Author: Sherry Helms
A year ago, a Taliban shook the conscience of humanity when he shot a 15-year old Pakistani girl in the head at point-blank range because of her forthright stand on education. Today, that girl has become an inspiration to many and a symbol of hope in a world ruined by violence and cruelty. Moreover, that audacious girl, who fights for the rights of girls’ education, is the youngest contender ever for the Nobel Peace Prize. The girl is none other than Malala Yousafzai, who refused to bow before an unlawful proclamation and triggered a revolt against the Taliban’s dictate.
On Tuesday, a day before the anniversary of her assassination attempt, her memoir “I Am Malala: The Girl Who Stood Up For Education And Was Shot By The Taliban,” was released. In this memoir Malala shares, what she had faced on that fateful day and the encouraging story of her temerity and strong will power not to be intimidated by the terrorists. The book also tells about the remarkable courage she got from her family, especially from her father who motivated her to attend school in the face of threats and pressures.
Published by Little, Brown and Company in the US and written with the British journalist Christina Lamb, the book recounts Malala’s life before and after that traumatic event and her inspiring and long-running campaign to fight for the education of girls in Pakistan.
At the age of 11, Yousafzai started giving TV interviews in Pakistan about girls’ education. However, her identity first revealed while writing an anonymous blog for the BBC Urdu blog under a pseudonym. Her blog in which this stern supporter of girl’s education chronicled the arrival of Islamic Fundamentalist Taliban in the Swat valley and their atrocities of daily life became an overnight sensation and soon she became a potential Taliban target.
By this time, this young courageous woman and her father Ziauddin, an educator, were receiving death threats from The Taliban. Even almost being murdered by extremists, Malala did not stop her from talking and writing about education and Taliban’s injustices. She gave an interview in a news channel where she told that she would return to Pakistan one day and join politics. In a nation, where all leaders, politicians, diplomats and bureaucrats have an apologetic attitude toward Taliban, this indomitable girl stands against their tyrannies. For Malala’s courage to stand up for herself and other girls, she was awarded with multiple national and international honors.

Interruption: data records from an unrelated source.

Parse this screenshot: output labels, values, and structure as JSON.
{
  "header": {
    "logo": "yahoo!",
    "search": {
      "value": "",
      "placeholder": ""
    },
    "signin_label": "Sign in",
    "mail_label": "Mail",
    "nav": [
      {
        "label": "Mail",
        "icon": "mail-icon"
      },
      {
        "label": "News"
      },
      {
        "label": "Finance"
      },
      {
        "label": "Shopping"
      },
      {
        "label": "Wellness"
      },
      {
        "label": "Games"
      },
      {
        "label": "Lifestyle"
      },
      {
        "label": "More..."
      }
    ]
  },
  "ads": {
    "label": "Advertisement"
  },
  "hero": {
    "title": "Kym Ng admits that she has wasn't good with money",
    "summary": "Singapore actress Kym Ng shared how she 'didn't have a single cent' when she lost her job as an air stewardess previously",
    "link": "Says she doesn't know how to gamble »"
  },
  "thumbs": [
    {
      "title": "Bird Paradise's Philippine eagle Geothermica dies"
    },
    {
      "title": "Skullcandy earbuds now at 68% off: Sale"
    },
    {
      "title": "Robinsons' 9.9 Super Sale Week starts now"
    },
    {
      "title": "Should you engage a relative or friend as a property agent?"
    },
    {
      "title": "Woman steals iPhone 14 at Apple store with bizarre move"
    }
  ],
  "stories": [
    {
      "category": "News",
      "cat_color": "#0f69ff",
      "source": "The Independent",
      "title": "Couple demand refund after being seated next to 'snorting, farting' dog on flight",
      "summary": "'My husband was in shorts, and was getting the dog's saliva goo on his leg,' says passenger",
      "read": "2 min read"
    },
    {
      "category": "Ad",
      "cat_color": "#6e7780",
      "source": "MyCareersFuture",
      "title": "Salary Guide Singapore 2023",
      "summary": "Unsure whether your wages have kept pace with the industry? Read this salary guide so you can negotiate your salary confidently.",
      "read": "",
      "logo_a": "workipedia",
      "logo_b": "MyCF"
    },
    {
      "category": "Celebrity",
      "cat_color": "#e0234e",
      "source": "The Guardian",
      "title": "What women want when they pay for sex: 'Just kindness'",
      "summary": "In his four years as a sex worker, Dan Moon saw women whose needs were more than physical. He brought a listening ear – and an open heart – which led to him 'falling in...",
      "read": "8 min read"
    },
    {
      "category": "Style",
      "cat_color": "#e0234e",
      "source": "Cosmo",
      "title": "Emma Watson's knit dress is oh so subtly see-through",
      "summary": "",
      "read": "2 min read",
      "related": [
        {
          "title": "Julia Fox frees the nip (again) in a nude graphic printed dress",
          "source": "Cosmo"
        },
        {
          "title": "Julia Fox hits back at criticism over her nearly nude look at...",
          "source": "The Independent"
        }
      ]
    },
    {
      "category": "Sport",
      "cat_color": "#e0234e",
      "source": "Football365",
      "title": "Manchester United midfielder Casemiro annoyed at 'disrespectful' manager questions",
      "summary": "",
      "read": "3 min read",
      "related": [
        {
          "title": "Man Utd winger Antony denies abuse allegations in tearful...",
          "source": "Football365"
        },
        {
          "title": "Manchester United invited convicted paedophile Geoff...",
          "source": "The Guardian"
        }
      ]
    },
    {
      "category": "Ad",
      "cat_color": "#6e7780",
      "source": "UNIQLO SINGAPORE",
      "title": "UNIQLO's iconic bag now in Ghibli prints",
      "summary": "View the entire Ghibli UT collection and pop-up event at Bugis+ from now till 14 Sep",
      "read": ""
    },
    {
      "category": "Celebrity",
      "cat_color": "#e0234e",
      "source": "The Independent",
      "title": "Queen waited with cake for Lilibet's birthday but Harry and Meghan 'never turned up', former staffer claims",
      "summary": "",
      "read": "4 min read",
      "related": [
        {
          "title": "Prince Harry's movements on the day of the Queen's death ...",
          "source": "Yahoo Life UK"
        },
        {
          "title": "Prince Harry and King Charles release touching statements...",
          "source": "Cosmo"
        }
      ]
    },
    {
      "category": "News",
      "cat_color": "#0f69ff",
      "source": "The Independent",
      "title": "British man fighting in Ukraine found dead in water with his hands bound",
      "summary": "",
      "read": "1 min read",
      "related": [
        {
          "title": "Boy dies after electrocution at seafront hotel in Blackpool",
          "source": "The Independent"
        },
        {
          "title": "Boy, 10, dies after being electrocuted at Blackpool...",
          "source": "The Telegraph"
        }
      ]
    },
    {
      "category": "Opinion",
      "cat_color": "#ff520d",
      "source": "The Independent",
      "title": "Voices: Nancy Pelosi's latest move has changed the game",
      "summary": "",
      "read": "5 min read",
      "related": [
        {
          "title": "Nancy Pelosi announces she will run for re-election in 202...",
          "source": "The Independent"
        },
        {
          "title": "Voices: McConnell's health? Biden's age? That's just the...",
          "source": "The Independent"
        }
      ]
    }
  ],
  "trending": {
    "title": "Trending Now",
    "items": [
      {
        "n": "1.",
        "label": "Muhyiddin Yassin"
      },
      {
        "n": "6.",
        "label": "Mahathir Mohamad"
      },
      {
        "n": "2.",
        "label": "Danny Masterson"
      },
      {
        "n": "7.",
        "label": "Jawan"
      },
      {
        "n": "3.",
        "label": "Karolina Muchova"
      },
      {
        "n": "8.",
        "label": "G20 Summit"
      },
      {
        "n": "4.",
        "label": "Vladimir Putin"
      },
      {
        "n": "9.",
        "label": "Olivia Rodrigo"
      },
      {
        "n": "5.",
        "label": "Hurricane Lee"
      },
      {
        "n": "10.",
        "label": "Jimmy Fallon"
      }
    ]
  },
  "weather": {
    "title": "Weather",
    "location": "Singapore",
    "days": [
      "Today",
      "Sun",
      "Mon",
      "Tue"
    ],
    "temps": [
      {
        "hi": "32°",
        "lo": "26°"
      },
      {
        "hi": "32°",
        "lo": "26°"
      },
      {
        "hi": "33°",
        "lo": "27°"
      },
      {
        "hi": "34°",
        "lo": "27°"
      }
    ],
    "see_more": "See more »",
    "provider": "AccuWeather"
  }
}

In this book, readers will find a comprehensive and engaging detail of the shooting, narrations of the pivotal event, the story of her recovery, and the perspectives of several different personalities. Written in simple English, this well-composed book discloses the serious problems that people from terror-stricken Pakistan has been facing and how an attempt to assassinate Malala shook the world. After reaching at the end of the book, you only get encouraged from Malala on how she kept the guts to criticize the most atrocious and hideous terrorist group, despite being only a child of 11.